Revised wet bench layout with more shelves, and just enough space for four 12x16 trays. The rails to hold print drying screens are a recent addition. Most of the screens are standard sash window inserts that have been split into two sections. This is proving to be an effective use of the overhead space. The silver object on the ceiling is a battery powered white LED light with a proximity sensor. It is used as a low-intensity white light for judging prints in the fix and as an emergency light. It turns off automatically after 30 seconds.


Revised wet bench layout from the other side. The Jobo is usually turned at an angle when it is in use. Note the extended drain pipe from the lift. There is a small submersible pump in the tank for circulating the tempering water.


A later Beseler MXT chassis, which now has the 45S head. It only just clears the ceiling when fully elevated, as this chassis is slightly taller than the older one. The rear bracing makes it far more convenient to use the Saunders 20x16 4-blade easel. This enlarger is shown configured for 35mm rather then my usual 5x4. The white object on the wall to the right of the enlarger is a wireless thermometer.


The older M chassis with the condenser head from the MXT. This just clears the ceiling at full elevation. Currently hooked to the Gralab timer.
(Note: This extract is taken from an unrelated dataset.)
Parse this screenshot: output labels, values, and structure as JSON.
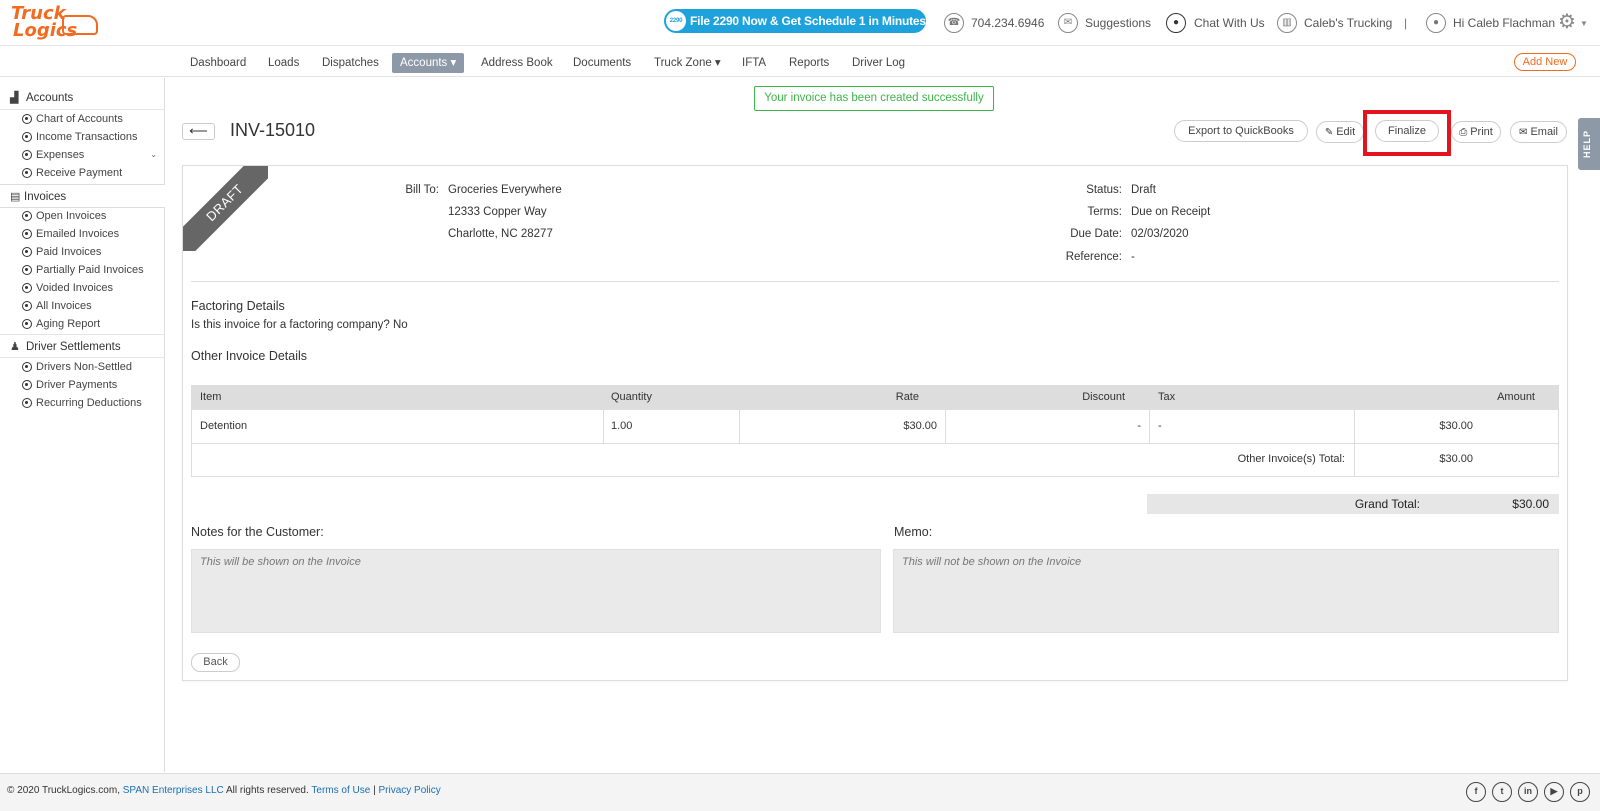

The condensor height scale needs to be refitted (it was removed to fit the 45S head), though setting the right height can be done by inspection. I have a foot switch (the grey cable running over the front of the bench) for times when both hands are occupied. The cable is secured to the enlarger brace with spiral plastic cable wrap. The hook to the back of the enlarger head is for positioning the head for wall projection. The later version does not have this option, though I doubt that I will be using it very often!

This unit now has a second Dichro 45s head as the normal fitting. Having both chassis with the same light source simplifies calibration. The condensor head is back on the shelf in case it is needed.


I have finally managed to move my washing facilities to the space outside the darkroom itself. I still need to add a backsplash and seal in the sink edges, but the drain is plumbed through the wall, and I have a cold water supply. This is intended for print and film washing, not chemical disposal. The ‘grey water’ is being sent to the ornamental part of the garden. The sink has an 11x14 Versalab washer. The Jobo CPE-2 is the second unit which is mainly used for tempering chemicals and for some washing tasks.